When x-rays shine onto solid materials or large molecules, an electron is pushed away from its original place near the nucleus of the atom, leaving a hole...

Im Focus: Quantum Sensors Decipher Magnetic Ordering in a New Semiconducting Material

For the first time, physicists have successfully imaged spiral magnetic ordering in a multiferroic material. These materials are considered highly promising candidates for future data storage media. The researchers were able to prove their findings using unique quantum sensors that were developed at Basel University and that can analyze electromagnetic fields on the nanometer scale. The results – obtained by scientists from the University of Basel’s Department of Physics, the Swiss Nanoscience Institute, the University of Montpellier and several laboratories from University Paris-Saclay – were recently published in the journal Nature.

Multiferroics are materials that simultaneously react to electric and magnetic fields. These two properties are rarely found together, and their combined...

All Focus news of the innovation-report >>>

Anzeige

Anzeige

Event News

“Lasers in Composites Symposium” in Aachen – from Science to Application

19.09.2017 | Event News

I-ESA 2018 – Call for Papers

12.09.2017 | Event News

EMBO at Basel Life, a new conference on current and emerging life science research

06.09.2017 | Event News

 
Latest News

Rainbow colors reveal cell history: Uncovering β-cell heterogeneity

22.09.2017 | Life Sciences

Penn first in world to treat patient with new radiation technology
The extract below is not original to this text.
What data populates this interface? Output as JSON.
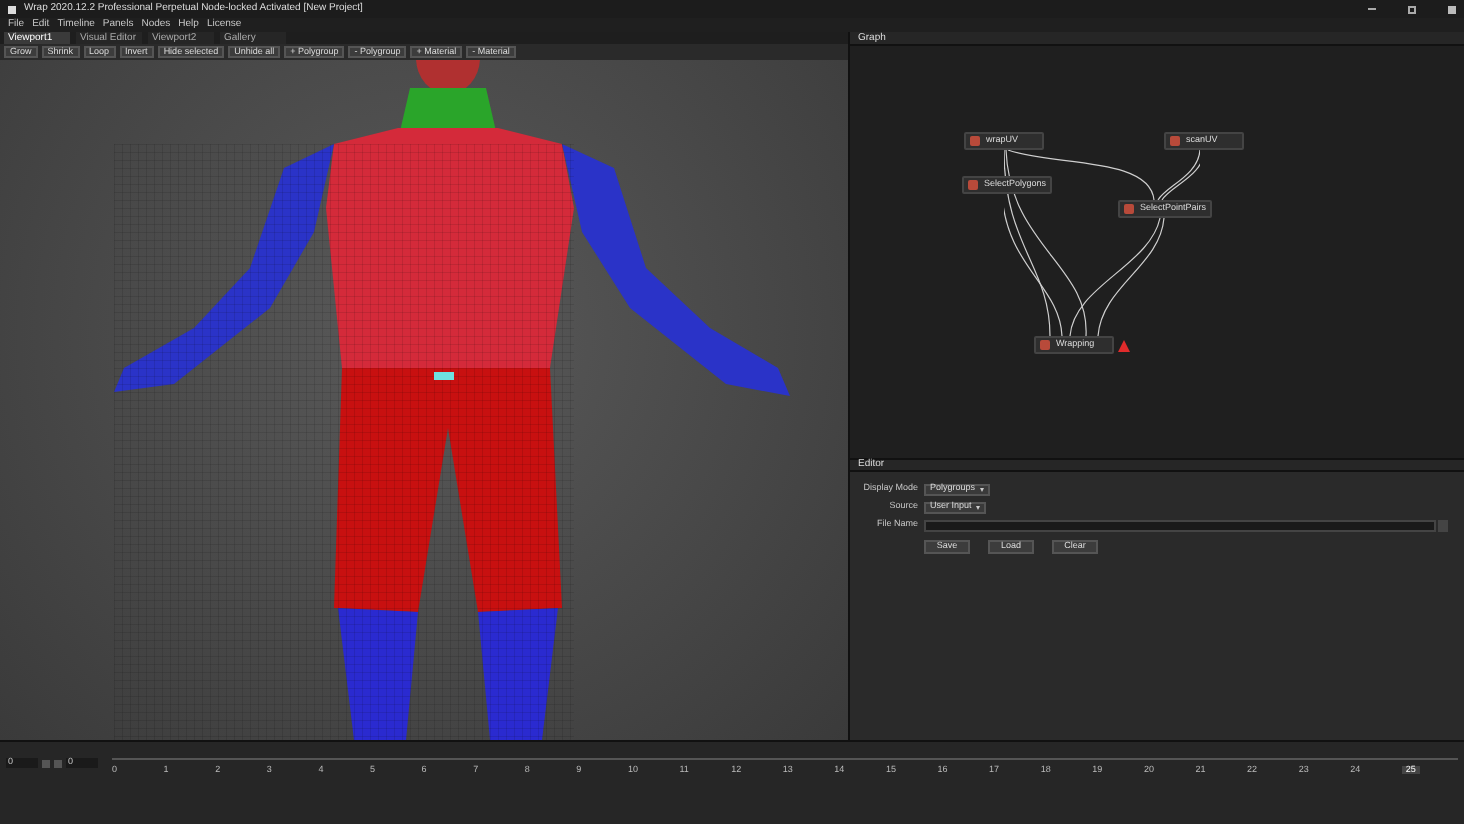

22.09.2017 | Medical Engineering

Calculating quietness

22.09.2017 | Physics and Astronomy

VideoLinks
B2B-VideoLinks
More VideoLinks >>>